**What to produce**
Every line of the records that contains the string "bash" counts once; give the total and nothing else.

Extracted records:
>>>
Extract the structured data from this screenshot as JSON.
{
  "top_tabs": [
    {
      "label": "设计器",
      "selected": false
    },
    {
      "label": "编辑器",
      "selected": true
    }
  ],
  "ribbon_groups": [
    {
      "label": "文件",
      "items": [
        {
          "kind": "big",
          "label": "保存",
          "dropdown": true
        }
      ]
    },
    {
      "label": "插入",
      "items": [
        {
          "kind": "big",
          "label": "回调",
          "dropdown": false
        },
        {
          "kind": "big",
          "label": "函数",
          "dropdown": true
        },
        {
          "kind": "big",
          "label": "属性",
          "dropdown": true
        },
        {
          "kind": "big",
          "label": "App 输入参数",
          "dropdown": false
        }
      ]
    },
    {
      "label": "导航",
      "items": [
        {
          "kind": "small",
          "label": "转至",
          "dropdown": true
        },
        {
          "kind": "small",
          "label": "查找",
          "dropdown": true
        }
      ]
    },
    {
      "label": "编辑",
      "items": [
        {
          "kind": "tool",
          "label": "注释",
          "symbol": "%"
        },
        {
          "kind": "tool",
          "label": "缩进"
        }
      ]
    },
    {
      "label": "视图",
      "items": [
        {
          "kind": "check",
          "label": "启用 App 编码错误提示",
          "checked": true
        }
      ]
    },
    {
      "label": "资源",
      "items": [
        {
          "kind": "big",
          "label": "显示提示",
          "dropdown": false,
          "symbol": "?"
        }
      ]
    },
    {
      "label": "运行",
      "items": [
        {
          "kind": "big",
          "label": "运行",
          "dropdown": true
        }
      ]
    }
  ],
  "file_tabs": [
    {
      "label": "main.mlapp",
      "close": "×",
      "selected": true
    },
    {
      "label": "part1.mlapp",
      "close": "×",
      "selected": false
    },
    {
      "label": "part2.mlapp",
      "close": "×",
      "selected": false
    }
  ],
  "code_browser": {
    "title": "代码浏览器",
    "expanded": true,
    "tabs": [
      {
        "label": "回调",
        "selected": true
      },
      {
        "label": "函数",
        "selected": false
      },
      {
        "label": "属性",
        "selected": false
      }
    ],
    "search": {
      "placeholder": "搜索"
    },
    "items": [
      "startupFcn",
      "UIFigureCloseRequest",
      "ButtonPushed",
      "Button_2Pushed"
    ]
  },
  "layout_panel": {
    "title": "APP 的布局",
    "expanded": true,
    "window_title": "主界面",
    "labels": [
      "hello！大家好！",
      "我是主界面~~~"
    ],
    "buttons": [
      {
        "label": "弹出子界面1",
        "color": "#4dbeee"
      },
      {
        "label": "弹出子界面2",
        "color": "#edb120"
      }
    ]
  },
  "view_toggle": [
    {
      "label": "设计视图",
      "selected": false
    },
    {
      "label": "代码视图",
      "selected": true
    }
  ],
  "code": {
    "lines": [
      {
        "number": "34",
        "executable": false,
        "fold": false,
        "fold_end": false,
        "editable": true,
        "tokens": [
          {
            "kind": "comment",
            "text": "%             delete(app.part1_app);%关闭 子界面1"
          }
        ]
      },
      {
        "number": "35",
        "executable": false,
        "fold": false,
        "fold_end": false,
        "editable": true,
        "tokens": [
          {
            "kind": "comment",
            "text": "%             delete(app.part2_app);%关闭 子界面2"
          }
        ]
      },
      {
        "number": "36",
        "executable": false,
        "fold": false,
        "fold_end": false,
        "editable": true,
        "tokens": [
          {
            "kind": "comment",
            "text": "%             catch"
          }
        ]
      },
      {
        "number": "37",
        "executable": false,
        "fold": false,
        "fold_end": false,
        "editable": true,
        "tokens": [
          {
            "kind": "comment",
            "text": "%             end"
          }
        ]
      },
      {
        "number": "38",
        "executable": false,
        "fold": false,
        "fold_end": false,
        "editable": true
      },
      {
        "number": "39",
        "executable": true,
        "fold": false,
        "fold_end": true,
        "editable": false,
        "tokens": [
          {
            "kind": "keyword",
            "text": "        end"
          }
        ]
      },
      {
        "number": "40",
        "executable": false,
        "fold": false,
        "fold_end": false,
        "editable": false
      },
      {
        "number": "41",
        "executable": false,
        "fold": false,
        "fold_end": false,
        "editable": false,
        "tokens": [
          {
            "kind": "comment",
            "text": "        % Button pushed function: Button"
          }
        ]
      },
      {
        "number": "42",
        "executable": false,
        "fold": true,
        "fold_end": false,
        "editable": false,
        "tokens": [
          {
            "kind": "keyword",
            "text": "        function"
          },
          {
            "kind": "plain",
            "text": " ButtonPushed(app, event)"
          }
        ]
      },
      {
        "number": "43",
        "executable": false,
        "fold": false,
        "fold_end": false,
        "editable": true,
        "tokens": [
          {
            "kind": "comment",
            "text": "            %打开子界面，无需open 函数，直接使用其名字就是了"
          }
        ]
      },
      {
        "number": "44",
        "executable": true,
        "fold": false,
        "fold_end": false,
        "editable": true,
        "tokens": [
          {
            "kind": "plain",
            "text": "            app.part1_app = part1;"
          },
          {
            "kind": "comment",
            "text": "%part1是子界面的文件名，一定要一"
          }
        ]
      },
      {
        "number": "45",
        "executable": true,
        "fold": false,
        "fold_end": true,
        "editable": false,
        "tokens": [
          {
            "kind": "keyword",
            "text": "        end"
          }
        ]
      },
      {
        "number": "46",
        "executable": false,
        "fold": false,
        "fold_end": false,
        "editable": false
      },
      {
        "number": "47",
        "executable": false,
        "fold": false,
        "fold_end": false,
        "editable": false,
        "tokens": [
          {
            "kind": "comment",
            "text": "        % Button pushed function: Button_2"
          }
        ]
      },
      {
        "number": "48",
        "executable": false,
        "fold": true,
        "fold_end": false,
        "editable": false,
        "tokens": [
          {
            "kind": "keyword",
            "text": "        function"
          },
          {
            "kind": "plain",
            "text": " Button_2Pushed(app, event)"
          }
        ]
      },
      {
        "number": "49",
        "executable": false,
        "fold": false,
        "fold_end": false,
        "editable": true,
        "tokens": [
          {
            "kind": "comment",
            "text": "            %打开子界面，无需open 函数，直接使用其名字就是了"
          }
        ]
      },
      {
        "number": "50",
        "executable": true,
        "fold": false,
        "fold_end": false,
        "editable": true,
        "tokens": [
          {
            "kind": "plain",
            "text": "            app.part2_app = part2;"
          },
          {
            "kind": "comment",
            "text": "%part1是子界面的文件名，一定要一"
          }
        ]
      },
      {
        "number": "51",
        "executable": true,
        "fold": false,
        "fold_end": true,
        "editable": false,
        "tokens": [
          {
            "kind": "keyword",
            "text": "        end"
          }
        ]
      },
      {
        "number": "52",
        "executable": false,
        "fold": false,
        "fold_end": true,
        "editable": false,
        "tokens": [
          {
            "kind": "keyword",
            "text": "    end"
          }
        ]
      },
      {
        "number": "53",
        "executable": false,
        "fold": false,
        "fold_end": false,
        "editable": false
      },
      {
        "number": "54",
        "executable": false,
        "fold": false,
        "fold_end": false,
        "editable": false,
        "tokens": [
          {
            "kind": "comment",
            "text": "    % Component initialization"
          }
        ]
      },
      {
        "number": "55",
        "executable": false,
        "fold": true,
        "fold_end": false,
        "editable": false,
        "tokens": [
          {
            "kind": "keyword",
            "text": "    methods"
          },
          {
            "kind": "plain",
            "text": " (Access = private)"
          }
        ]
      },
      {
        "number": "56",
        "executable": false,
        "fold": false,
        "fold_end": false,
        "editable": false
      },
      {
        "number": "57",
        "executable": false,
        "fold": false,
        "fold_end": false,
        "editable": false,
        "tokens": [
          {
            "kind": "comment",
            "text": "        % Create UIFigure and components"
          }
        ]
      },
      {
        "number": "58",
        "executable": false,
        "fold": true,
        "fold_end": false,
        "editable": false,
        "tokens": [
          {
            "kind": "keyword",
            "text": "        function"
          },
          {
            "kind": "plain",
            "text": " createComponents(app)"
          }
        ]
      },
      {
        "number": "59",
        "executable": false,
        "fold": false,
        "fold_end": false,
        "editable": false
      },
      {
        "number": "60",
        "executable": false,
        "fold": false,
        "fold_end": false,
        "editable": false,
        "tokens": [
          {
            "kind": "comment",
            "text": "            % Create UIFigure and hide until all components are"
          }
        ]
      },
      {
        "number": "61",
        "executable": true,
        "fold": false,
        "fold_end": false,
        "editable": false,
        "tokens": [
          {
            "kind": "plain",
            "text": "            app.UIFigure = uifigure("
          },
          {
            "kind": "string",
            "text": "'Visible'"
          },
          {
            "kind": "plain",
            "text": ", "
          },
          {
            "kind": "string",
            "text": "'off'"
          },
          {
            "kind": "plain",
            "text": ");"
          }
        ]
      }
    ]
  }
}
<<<
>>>
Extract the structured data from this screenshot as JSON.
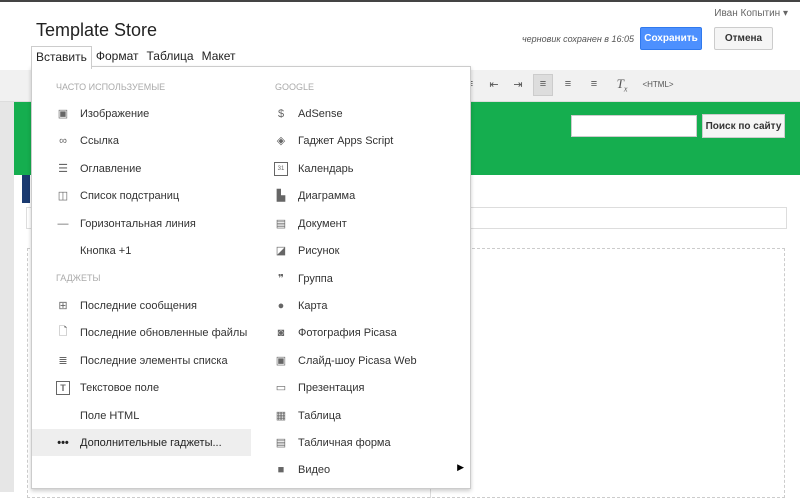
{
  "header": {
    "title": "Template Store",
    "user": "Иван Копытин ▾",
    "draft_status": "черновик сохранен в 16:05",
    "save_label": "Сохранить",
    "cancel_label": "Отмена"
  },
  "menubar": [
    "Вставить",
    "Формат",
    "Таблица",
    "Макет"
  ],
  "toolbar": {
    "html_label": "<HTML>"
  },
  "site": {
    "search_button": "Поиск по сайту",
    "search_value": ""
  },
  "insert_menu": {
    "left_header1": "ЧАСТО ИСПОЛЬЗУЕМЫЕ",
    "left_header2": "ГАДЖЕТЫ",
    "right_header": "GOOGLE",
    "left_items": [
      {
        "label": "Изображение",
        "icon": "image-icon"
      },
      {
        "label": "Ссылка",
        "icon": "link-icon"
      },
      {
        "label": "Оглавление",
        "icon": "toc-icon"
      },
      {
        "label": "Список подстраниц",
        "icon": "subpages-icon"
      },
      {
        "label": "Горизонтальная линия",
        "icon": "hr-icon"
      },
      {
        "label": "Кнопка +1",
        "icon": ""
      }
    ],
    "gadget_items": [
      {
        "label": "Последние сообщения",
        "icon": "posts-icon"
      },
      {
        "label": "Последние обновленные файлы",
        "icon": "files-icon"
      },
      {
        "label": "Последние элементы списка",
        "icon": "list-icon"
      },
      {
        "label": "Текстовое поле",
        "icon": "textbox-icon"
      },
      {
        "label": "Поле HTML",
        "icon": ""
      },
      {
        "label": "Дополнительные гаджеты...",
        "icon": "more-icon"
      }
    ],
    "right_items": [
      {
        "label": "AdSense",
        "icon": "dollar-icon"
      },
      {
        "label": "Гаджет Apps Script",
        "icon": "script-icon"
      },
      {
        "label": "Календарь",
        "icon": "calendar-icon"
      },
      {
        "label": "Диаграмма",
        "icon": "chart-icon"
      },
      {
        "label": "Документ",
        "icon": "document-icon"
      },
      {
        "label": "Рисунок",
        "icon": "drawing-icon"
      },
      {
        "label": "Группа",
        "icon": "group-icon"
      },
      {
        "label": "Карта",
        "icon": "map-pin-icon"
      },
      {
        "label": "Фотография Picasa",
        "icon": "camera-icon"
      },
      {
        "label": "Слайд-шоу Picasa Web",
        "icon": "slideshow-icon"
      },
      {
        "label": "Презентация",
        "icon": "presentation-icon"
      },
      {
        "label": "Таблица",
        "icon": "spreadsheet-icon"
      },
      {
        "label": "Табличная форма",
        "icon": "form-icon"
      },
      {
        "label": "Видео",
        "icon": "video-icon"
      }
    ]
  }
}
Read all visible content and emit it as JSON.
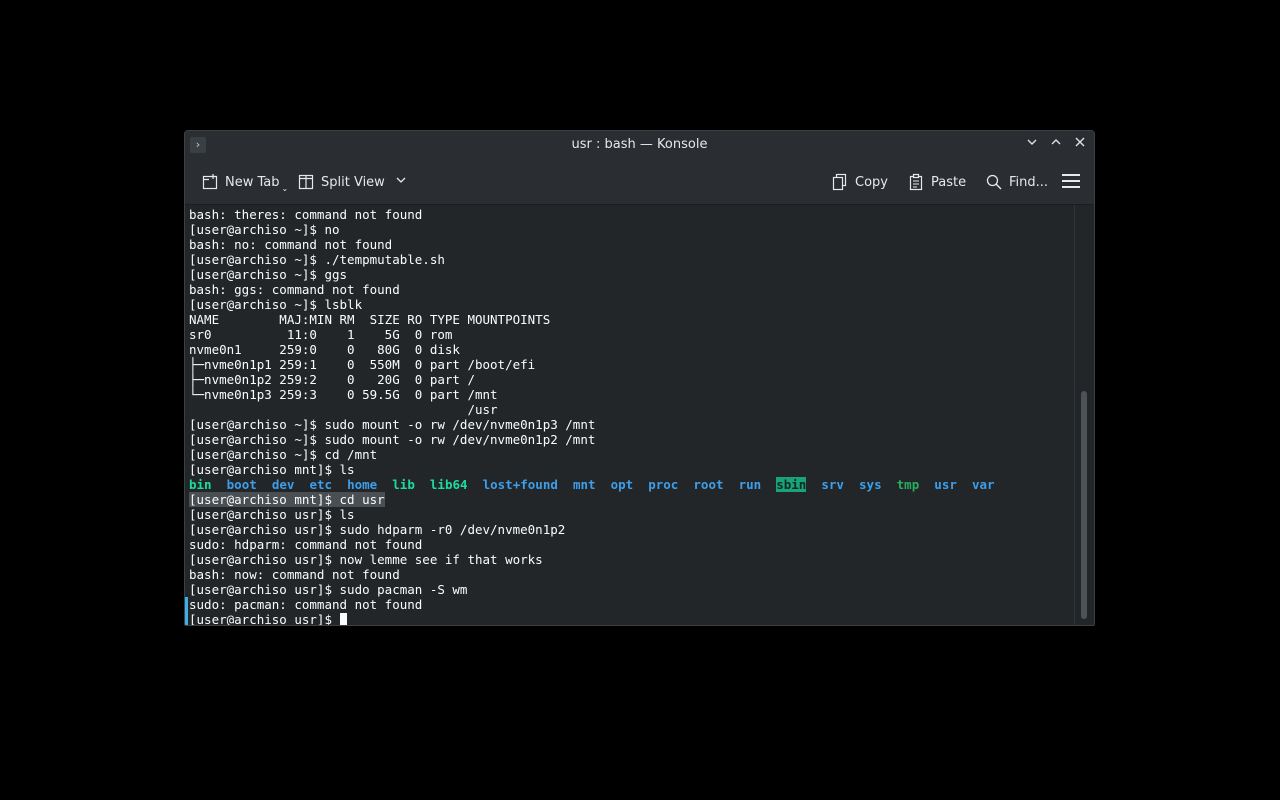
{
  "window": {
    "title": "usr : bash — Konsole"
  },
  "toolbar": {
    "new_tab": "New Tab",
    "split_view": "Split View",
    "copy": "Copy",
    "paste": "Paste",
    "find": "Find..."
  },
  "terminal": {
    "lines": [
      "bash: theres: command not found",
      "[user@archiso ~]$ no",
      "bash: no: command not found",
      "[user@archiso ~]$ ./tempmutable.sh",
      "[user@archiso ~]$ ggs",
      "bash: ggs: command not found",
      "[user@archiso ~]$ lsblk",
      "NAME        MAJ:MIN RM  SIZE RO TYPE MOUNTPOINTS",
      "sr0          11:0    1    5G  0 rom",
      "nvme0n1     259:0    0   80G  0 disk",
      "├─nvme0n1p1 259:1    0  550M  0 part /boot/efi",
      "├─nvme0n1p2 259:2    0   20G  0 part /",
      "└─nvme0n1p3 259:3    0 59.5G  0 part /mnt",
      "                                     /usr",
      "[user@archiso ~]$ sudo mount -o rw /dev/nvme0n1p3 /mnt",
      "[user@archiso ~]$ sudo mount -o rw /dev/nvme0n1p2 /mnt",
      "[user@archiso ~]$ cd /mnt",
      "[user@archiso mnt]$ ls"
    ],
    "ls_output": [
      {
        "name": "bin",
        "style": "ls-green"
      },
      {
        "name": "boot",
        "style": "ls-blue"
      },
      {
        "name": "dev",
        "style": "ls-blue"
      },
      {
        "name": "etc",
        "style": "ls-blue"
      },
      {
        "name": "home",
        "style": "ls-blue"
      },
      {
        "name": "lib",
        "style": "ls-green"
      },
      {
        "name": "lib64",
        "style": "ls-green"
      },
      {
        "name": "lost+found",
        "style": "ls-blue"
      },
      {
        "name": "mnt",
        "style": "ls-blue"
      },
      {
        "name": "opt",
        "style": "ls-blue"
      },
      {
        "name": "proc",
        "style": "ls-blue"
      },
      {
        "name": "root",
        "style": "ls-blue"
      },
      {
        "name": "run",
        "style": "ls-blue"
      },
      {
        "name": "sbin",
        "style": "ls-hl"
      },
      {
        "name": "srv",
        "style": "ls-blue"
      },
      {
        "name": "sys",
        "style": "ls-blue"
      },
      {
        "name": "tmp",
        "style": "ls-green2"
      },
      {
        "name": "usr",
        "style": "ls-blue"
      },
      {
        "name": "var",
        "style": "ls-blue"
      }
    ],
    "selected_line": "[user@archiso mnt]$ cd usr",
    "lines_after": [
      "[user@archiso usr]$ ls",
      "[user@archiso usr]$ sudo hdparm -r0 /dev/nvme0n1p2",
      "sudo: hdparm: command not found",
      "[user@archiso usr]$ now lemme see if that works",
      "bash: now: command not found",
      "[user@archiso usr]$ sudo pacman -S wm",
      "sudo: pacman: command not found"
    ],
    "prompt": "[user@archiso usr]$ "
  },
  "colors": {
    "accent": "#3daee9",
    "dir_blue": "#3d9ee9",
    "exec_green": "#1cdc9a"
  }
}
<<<
**Output**
5